◆ HOW TO COMPLETE THIS TASK ◆
In the entries below, count every line with the word "arrow". Return only the count.

◆ Website and app data records ◆

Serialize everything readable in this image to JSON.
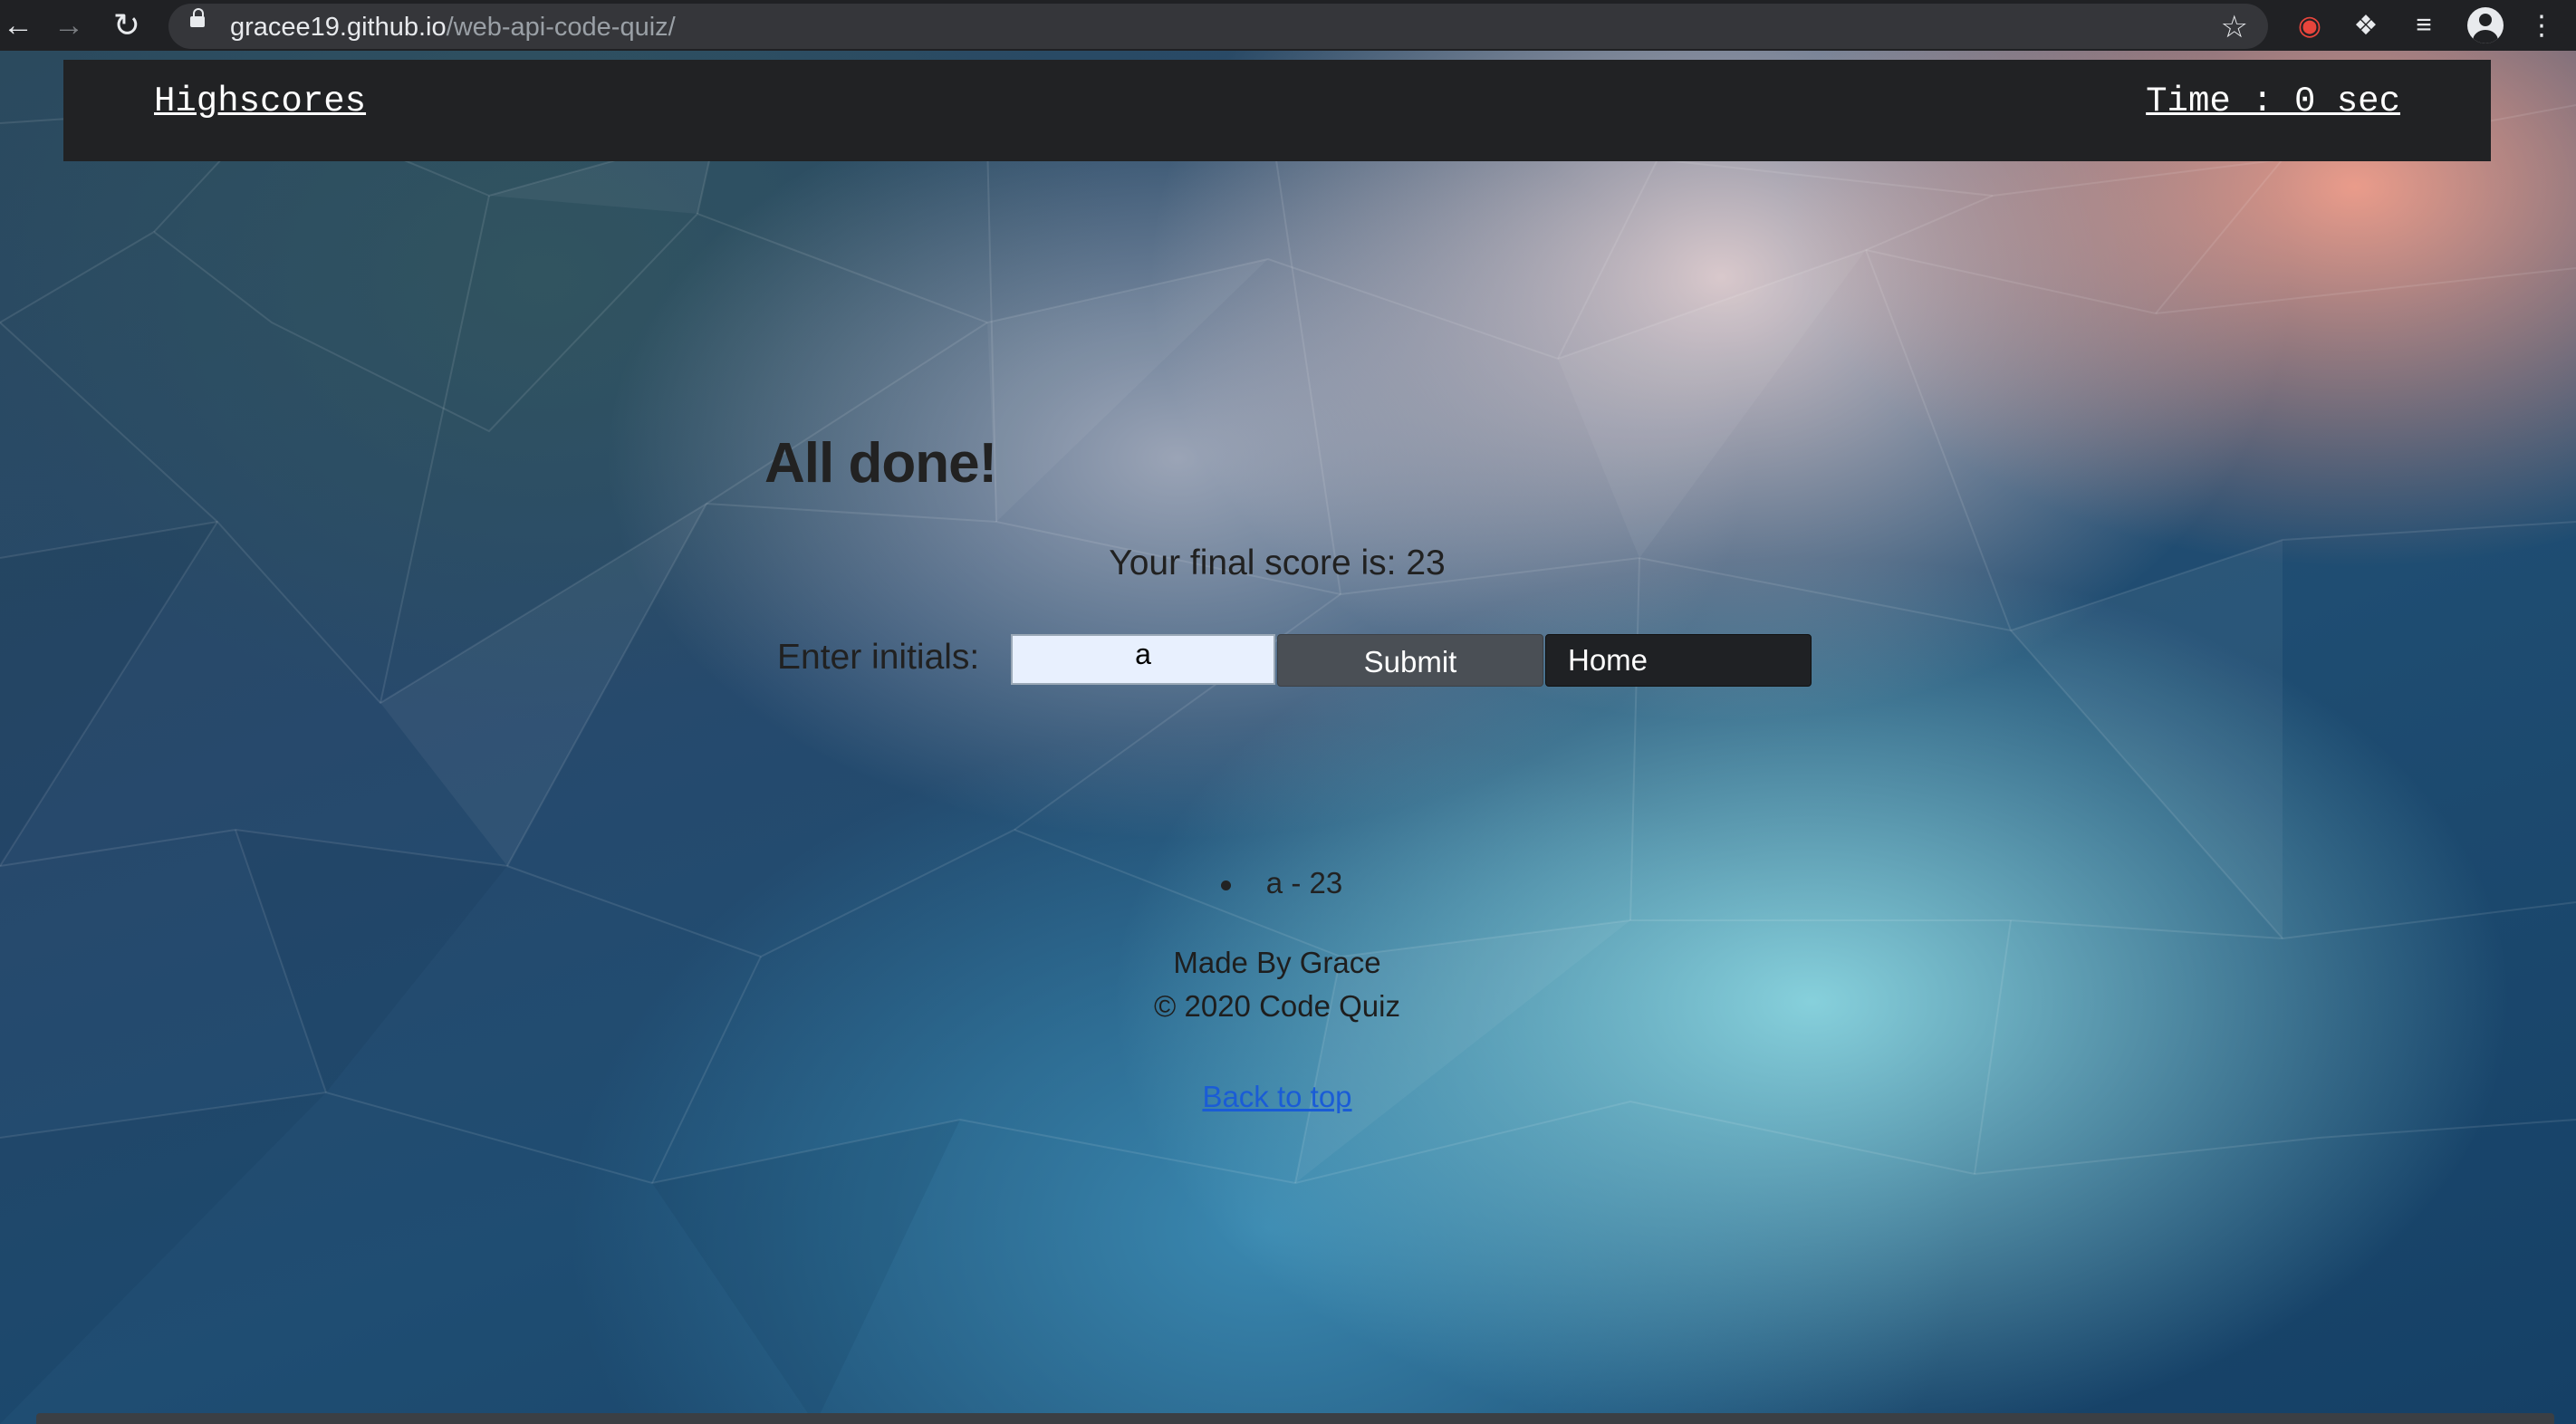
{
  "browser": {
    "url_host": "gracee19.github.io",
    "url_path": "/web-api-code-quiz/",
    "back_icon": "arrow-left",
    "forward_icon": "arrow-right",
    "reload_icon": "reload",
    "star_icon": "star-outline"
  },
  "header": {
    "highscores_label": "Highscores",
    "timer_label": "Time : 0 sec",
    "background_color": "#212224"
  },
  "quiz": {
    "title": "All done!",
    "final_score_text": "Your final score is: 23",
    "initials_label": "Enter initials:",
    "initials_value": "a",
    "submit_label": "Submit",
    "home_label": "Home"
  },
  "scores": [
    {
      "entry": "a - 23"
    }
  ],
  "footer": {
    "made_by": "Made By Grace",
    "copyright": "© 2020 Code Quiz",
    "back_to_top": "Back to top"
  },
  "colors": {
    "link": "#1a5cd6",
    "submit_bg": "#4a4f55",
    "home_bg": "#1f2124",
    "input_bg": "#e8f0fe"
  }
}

◆ ANSWER SPACE ◆
2